After her marriage, Pennsylvania artist and abolitionist Jane Swisshelm’s “doom was sealed,” she wrote. “I put away my brushes and resolutely crucified my gift, and while it hung writhing on the cross, spent my best years and powers cooking cabbage.”
The social barriers to practicing art that Swisshelm encountered were even higher for her peers in the American South. The work of those who refused to give up are the subject of Central to Their Lives: Southern Women Artists in the Johnson Collection, a traveling exhibition organized by the South Carolina–based Johnson Collection and making its first of seven stops at the Georgia Museum of Art. The show features the work of forty-two women, including Augusta Savage, Marie Atkinson Hull, Ella Sophonisba Hergesheimer, Anne Goldthwaite, and Alice Ravenel Huger Smith, but it’s a mere sampling of the more than two thousand female artists active in the South at the time, who are indexed in the groundbreaking Directory of Southern Women Artists appended to the exhibition catalogue.
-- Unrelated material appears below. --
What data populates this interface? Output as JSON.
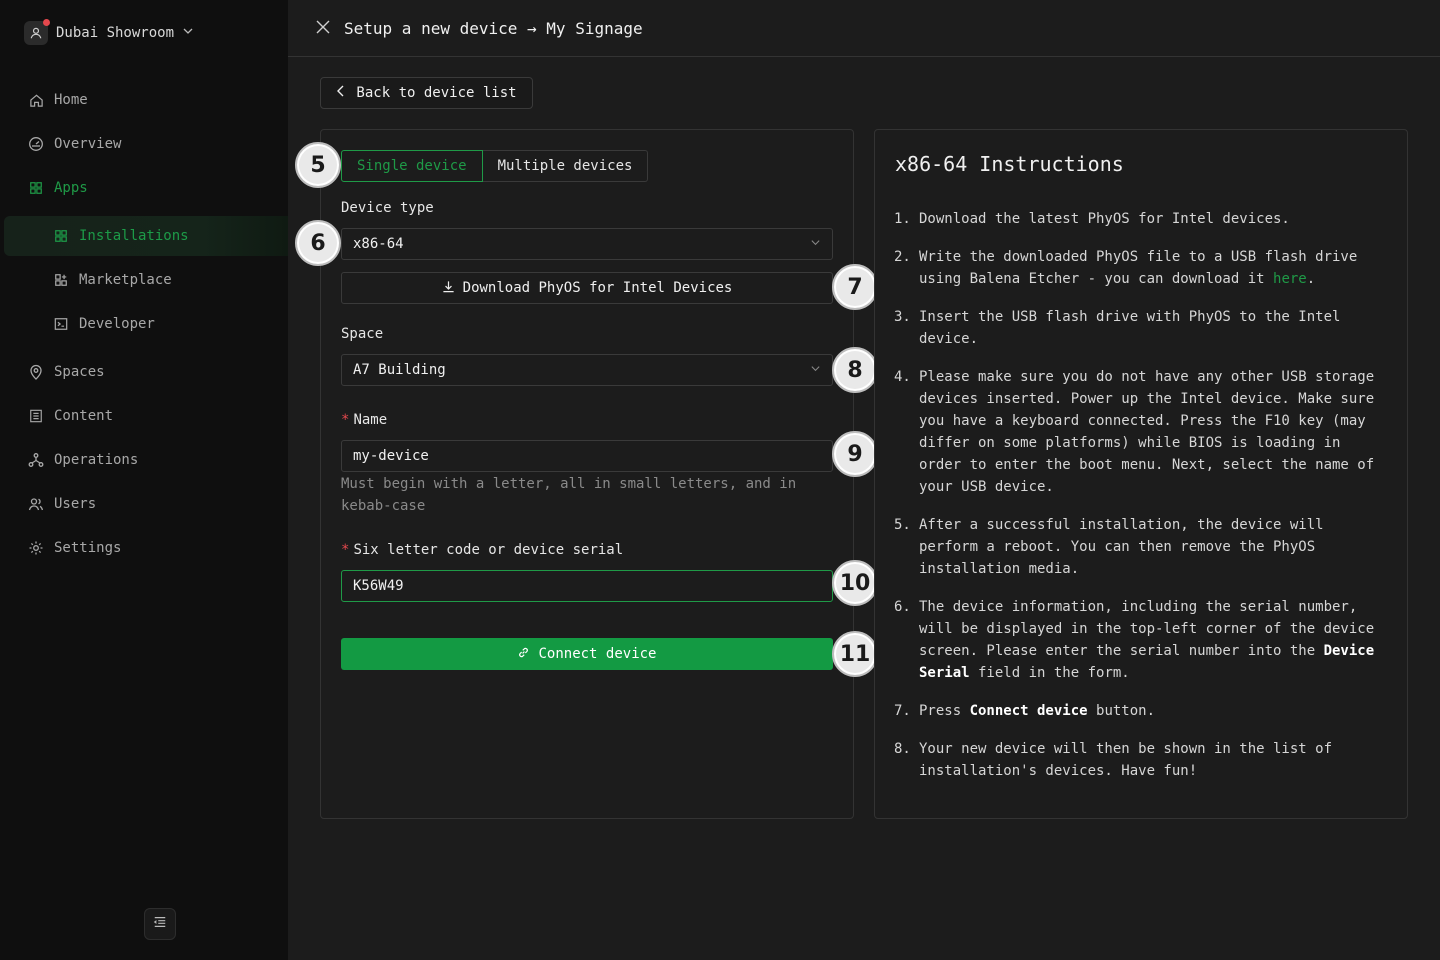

Despite their numbers, Southern women artists during the period have been largely overlooked. Compounding the gender-related (and race-related) difficulties women artists faced in a religious, agrarian region deeply suspicious of women’s liberation was the fact that the South lacked the cultural centers of the North. Some women were indeed able to heed the “Allez vous-en! Allez vousen!” of Kate Chopin’s parrot and abscond to the art schools of New York, Philadelphia, or Boston. But for most, being at some distance from the modernist zeitgeist may account for Southern women’s work being “largely conservative,” as historian Evie Terrono writes in her catalogue essay about suffragist artists. “Most [women] maintained their attachment to figuration . . . they did not challenge stylistic and aesthetic boundaries.”
And thus their work was discounted. Take, for example, Gladys Nelson Smith. Her Time Out, of about 1938–1939, depicts a portly iceman taking a break, smiling beatifically. Smith’s fastidious depiction would have been considered inadmissibly conventional to the gatekeepers of, in Smith’s bitter words, the “modern art racket.”
Central to Their Lives attempts to remedy such oversights. “By researching and elevating women artists whose stories, in many cases, have been ignored or merely unsung,” catalogue editor Lynne Blackman writes, the Johnson Collection has created “an important resource for serious students of Southern art history.”
Central to Their Lives: Southern Women Artists in the Johnson Collection • Georgia Museum of Art, University of Georgia, Athens • June 30 to September 23 • georgiamuseum.org
Mississippi Museum of Art, Jackson • October 6 to January 20, 2019 • msmuseumart.org